# Work request
Repeat all of the material exactly, with no line missing.
---------- Exercise materials
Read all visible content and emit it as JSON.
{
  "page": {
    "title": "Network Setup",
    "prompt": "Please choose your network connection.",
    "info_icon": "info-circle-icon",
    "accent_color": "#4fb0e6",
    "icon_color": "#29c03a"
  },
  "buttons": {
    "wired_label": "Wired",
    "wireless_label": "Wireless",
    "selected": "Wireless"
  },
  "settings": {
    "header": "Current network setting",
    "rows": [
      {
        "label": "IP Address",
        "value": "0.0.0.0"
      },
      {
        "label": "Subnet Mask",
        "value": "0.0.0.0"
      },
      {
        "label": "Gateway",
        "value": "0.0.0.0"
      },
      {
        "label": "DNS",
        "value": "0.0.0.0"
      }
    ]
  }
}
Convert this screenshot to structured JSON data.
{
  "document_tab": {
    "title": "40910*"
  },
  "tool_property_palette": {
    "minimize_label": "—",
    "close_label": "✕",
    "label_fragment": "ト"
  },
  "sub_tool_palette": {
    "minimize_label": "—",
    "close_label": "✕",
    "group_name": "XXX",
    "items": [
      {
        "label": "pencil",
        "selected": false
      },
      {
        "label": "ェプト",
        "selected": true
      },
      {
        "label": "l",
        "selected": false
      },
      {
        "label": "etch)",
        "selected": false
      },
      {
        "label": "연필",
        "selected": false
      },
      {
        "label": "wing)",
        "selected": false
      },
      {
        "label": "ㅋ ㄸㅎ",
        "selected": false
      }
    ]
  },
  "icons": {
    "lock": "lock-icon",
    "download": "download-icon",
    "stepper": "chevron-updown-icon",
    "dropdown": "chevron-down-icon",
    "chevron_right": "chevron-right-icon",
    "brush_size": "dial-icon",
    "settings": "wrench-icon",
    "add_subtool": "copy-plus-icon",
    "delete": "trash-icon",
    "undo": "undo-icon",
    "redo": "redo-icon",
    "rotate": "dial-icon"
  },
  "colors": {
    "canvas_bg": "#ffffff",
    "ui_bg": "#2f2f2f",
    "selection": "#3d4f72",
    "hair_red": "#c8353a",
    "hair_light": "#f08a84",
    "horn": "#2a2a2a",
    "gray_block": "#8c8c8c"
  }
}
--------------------
# Answer box
Read all visible content and emit it as JSON.
{
  "page": {
    "title": "Network Setup",
    "prompt": "Please choose your network connection.",
    "info_icon": "info-circle-icon",
    "accent_color": "#4fb0e6",
    "icon_color": "#29c03a"
  },
  "buttons": {
    "wired_label": "Wired",
    "wireless_label": "Wireless",
    "selected": "Wireless"
  },
  "settings": {
    "header": "Current network setting",
    "rows": [
      {
        "label": "IP Address",
        "value": "0.0.0.0"
      },
      {
        "label": "Subnet Mask",
        "value": "0.0.0.0"
      },
      {
        "label": "Gateway",
        "value": "0.0.0.0"
      },
      {
        "label": "DNS",
        "value": "0.0.0.0"
      }
    ]
  }
}
Convert this screenshot to structured JSON data.
{
  "document_tab": {
    "title": "40910*"
  },
  "tool_property_palette": {
    "minimize_label": "—",
    "close_label": "✕",
    "label_fragment": "ト"
  },
  "sub_tool_palette": {
    "minimize_label": "—",
    "close_label": "✕",
    "group_name": "XXX",
    "items": [
      {
        "label": "pencil",
        "selected": false
      },
      {
        "label": "ェプト",
        "selected": true
      },
      {
        "label": "l",
        "selected": false
      },
      {
        "label": "etch)",
        "selected": false
      },
      {
        "label": "연필",
        "selected": false
      },
      {
        "label": "wing)",
        "selected": false
      },
      {
        "label": "ㅋ ㄸㅎ",
        "selected": false
      }
    ]
  },
  "icons": {
    "lock": "lock-icon",
    "download": "download-icon",
    "stepper": "chevron-updown-icon",
    "dropdown": "chevron-down-icon",
    "chevron_right": "chevron-right-icon",
    "brush_size": "dial-icon",
    "settings": "wrench-icon",
    "add_subtool": "copy-plus-icon",
    "delete": "trash-icon",
    "undo": "undo-icon",
    "redo": "redo-icon",
    "rotate": "dial-icon"
  },
  "colors": {
    "canvas_bg": "#ffffff",
    "ui_bg": "#2f2f2f",
    "selection": "#3d4f72",
    "hair_red": "#c8353a",
    "hair_light": "#f08a84",
    "horn": "#2a2a2a",
    "gray_block": "#8c8c8c"
  }
}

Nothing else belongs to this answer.